MORE than 900 cases of flytipping have been reported in Tendring in the space of a year according to the latest figures with concerns being raised over the financial squeeze dumped rubbish is putting on farmers.

DEFRA has revealed the number of flytipping incidents reported across the East of England between 2017 and 2018.

Tendring had 920 incidents, of which 42 were on agricultural land - the highest across the region.

While rubbish dumped on highways is the responsibility of Tendring Council, private land owners including farmers have to foot the bill to remove items dumped on their sites.

Viv Vivers, of Farmers and Mercantile Insurance Brokers, said the true scale of flytipping on East of England farmland is not reflected in the figures, as the DEFRA statistics excludes the majority of private-land incidents.

She said: "Flytipping is a blight on our countryside, but dumped waste is not only visually impactful and a nuisance – it can be a source of pollution and cause harm to humans, animals and the environment.

“This year’s DEFRA figures show that it is not only everyday household waste that gets dumped by flytippers – thousands of incidents involve asbestos, clinical waste and chemical and fuel waste.

“So, farmers are not only have to fork out for clean-up costs but also have to worry about the danger it poses to themselves, their workers, their animals and their land.

“These flytippers, both thoughtless individuals and unscrupulous ‘waste businesses’, don’t care that their irresponsible actions could lead to farmers being prosecuted under the Environmental Protection Act 1990.

“Innocent farmers have the choice of footing the clean-up bill or facing significant fines for not dealing with someone else’s mess.”

Across the East of England there were 386 incidents of fly-tipping on agricultural land, out of 72,832 overall reports.

Viv added that farmers who fall prey to this crime are having to shoulder the burden, responsible for meeting the cost of clearing rubbish from their land themselves – at an average cost of £1,000 per incident.

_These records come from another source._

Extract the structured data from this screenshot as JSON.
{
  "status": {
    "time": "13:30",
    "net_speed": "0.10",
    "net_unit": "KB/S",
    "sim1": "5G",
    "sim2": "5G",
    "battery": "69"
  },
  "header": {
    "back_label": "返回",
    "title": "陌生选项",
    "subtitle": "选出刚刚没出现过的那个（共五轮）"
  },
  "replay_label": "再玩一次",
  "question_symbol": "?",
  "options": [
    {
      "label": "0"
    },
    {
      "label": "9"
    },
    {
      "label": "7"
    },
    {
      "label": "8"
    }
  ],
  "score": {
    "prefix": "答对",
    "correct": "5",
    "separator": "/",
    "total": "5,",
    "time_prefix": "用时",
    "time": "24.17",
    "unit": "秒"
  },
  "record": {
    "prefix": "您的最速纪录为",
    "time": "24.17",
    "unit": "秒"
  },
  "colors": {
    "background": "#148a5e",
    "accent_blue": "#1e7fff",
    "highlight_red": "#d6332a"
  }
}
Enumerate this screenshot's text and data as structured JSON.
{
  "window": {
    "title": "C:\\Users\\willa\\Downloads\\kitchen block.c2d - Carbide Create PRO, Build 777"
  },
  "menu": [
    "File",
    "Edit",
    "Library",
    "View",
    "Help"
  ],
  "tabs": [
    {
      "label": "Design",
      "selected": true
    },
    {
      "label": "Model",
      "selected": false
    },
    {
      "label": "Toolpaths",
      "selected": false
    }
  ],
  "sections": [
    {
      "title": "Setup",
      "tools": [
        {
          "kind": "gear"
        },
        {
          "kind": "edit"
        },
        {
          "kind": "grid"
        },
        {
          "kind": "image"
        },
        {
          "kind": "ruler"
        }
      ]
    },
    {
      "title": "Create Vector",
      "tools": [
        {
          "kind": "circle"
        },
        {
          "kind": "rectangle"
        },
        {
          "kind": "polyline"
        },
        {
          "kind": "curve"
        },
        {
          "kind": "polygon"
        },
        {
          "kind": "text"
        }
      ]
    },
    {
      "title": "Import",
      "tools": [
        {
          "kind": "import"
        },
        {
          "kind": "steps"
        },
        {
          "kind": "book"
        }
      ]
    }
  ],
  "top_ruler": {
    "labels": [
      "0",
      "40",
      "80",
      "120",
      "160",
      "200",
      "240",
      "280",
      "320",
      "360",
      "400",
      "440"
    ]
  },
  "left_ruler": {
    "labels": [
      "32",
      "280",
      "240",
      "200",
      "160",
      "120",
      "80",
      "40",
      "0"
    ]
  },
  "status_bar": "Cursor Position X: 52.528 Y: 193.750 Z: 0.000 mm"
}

She said: "Incomes in the farming sector are forecast to drop this year, due largely to the volatile weather, including last summer’s drought.

"Flytipping only tightens this financial squeeze.”

Flytipping can be reported to Tendring Council at